Genealogy starts with you, and works back through your parents, grandparents, great-grandparents and so on. You cannot skip a generation. You cannot assume that someone is your ancestor simply because he or she used a particular surname or lived in a specific place or was Jewish. Let the Genealogical Proof Standard be your friend. This is especially important if your genealogical goal is to prove something, for example of you are researching whether an ancestor had Jewish origins. It is an easy mistake to see only the clues that support our preconceptions.
The Internet is a valuable research tool. It is also full of genealogical mistakes. It is interesting to see what other people say, but with Sephardic genealogy you should always check they have an archival source and then check the source yourself.
Most people start their research in secular (national or state) archives which have now largely replaced records kept by religious communities. The principal records include births, marriages, deaths, census and naturalisation (obtaining citizenship in a new country). A good genealogy book will point you towards other possible sources of primary and secondary evidence.

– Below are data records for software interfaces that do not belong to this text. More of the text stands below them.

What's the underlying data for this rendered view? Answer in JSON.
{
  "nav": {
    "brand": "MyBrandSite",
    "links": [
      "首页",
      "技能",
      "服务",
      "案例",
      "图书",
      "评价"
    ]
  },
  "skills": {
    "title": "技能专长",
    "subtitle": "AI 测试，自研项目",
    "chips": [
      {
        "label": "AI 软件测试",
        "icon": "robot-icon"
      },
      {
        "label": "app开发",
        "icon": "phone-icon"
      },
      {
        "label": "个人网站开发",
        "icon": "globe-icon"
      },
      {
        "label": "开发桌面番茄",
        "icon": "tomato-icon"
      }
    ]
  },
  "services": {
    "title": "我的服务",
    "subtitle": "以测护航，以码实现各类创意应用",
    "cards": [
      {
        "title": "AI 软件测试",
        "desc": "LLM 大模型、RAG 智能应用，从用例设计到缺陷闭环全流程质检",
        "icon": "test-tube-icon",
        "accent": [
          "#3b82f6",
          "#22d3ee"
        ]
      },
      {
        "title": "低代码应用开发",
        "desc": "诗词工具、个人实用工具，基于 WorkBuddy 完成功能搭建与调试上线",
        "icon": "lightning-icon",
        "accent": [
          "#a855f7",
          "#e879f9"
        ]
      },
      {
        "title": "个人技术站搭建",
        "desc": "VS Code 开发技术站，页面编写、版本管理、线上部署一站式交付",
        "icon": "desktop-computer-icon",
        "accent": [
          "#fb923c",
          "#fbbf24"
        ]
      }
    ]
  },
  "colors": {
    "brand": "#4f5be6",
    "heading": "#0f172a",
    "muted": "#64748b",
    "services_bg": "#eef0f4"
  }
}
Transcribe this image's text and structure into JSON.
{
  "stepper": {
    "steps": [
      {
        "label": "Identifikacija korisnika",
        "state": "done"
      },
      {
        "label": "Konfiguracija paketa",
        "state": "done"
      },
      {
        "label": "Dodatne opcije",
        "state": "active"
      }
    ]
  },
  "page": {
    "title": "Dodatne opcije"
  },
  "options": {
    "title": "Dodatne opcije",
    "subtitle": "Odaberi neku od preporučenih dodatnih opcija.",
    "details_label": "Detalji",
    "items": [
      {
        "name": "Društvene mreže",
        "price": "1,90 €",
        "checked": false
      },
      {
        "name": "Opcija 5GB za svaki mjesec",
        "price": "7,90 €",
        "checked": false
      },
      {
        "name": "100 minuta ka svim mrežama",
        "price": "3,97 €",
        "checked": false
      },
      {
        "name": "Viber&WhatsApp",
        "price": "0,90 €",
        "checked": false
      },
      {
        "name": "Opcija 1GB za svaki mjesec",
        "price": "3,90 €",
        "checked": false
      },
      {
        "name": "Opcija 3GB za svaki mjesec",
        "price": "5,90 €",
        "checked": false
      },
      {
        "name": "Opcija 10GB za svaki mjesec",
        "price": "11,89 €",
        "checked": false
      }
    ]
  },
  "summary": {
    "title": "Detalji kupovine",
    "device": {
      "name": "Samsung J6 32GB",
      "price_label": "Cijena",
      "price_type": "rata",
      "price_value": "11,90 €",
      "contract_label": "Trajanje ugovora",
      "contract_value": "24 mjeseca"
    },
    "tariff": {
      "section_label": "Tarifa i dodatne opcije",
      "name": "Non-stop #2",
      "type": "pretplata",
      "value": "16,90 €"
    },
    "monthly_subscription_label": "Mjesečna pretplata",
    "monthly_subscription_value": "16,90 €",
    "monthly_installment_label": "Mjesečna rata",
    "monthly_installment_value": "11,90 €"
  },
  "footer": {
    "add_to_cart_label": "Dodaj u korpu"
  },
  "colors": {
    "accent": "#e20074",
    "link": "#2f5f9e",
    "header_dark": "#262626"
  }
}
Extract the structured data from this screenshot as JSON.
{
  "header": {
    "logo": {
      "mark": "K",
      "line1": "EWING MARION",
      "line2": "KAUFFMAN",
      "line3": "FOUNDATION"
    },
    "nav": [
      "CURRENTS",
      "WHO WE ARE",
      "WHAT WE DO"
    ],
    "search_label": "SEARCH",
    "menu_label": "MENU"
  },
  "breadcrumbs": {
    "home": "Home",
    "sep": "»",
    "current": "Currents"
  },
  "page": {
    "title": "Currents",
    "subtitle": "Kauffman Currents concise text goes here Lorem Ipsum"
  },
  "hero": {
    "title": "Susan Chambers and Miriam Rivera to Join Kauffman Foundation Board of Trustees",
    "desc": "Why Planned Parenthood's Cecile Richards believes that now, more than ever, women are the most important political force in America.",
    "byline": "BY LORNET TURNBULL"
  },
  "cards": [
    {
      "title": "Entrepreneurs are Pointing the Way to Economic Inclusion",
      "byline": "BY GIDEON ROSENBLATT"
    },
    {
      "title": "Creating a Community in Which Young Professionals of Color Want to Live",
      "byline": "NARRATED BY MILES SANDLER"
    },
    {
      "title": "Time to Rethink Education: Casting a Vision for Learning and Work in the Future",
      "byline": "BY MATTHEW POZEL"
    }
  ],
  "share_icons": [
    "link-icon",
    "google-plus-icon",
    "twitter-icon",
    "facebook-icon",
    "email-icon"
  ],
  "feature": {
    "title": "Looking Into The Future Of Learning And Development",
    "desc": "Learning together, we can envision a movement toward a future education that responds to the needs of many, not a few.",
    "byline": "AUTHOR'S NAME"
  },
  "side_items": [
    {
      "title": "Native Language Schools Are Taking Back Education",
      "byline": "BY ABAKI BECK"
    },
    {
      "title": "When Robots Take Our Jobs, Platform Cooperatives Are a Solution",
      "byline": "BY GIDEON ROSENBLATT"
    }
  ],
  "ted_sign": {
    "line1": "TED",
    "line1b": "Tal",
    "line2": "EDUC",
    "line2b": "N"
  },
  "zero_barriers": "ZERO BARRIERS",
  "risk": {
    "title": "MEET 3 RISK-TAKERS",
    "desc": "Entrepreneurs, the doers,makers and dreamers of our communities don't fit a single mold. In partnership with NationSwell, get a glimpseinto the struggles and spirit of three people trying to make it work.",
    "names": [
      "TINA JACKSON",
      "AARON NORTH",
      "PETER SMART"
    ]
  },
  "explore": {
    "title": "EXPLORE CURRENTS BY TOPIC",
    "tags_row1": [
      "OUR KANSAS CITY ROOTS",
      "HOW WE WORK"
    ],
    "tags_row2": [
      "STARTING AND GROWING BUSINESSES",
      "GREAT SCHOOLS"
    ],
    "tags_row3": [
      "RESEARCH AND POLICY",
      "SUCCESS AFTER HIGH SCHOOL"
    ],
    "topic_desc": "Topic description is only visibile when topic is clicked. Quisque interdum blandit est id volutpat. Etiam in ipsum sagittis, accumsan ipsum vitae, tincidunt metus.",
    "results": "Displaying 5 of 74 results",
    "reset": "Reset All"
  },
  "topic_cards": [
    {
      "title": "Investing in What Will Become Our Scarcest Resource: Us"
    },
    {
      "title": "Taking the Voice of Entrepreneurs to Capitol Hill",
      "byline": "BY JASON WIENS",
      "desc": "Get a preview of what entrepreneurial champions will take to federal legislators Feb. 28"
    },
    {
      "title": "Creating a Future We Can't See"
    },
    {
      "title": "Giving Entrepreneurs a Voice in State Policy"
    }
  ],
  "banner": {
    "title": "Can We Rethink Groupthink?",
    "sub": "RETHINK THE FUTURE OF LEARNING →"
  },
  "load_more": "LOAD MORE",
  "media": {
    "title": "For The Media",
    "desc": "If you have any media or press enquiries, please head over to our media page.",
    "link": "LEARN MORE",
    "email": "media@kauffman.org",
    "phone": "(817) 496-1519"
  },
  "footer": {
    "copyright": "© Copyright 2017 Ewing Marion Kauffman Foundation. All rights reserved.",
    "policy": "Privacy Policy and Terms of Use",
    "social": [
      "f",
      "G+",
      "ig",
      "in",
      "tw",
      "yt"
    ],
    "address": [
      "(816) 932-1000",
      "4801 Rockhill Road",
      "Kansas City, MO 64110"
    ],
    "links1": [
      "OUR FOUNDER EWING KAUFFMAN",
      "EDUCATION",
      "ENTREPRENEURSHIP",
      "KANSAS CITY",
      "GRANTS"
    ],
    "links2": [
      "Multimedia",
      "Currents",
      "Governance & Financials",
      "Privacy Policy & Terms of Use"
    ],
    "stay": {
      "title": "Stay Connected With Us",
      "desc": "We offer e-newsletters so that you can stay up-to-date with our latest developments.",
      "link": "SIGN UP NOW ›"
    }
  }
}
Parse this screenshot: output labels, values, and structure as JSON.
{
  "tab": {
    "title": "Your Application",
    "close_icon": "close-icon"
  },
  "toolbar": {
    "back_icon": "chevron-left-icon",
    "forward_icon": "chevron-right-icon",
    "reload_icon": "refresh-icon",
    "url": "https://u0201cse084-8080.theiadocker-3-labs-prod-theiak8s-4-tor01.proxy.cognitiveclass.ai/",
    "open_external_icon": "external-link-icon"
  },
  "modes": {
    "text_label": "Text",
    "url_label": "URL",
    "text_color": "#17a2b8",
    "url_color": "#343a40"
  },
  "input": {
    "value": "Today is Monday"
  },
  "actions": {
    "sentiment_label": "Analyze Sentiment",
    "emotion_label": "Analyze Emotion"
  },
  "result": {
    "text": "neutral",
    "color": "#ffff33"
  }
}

These include tax, property and insurance records, newspaper archives, court records, school records, medical records and numerous other sources. At the start of your research, go and interview older members of the family. Also root out old documents, family heirlooms, see if anything is written on the back of photographs of if there are any surviving old documents.
For those researchers who believe they might have Sephardic ancestry, especially those who are not Jewish and from Iberia or Latin America, I am afraid I have bad news. Probably your starting point in Sephardic genealogy is the first half of the 18th Century (1700-1750). In some cases we may need to get back even further. We need to discover whether your ancestors were New Christians of Jewish origin, and this is likely to be something they would have hidden.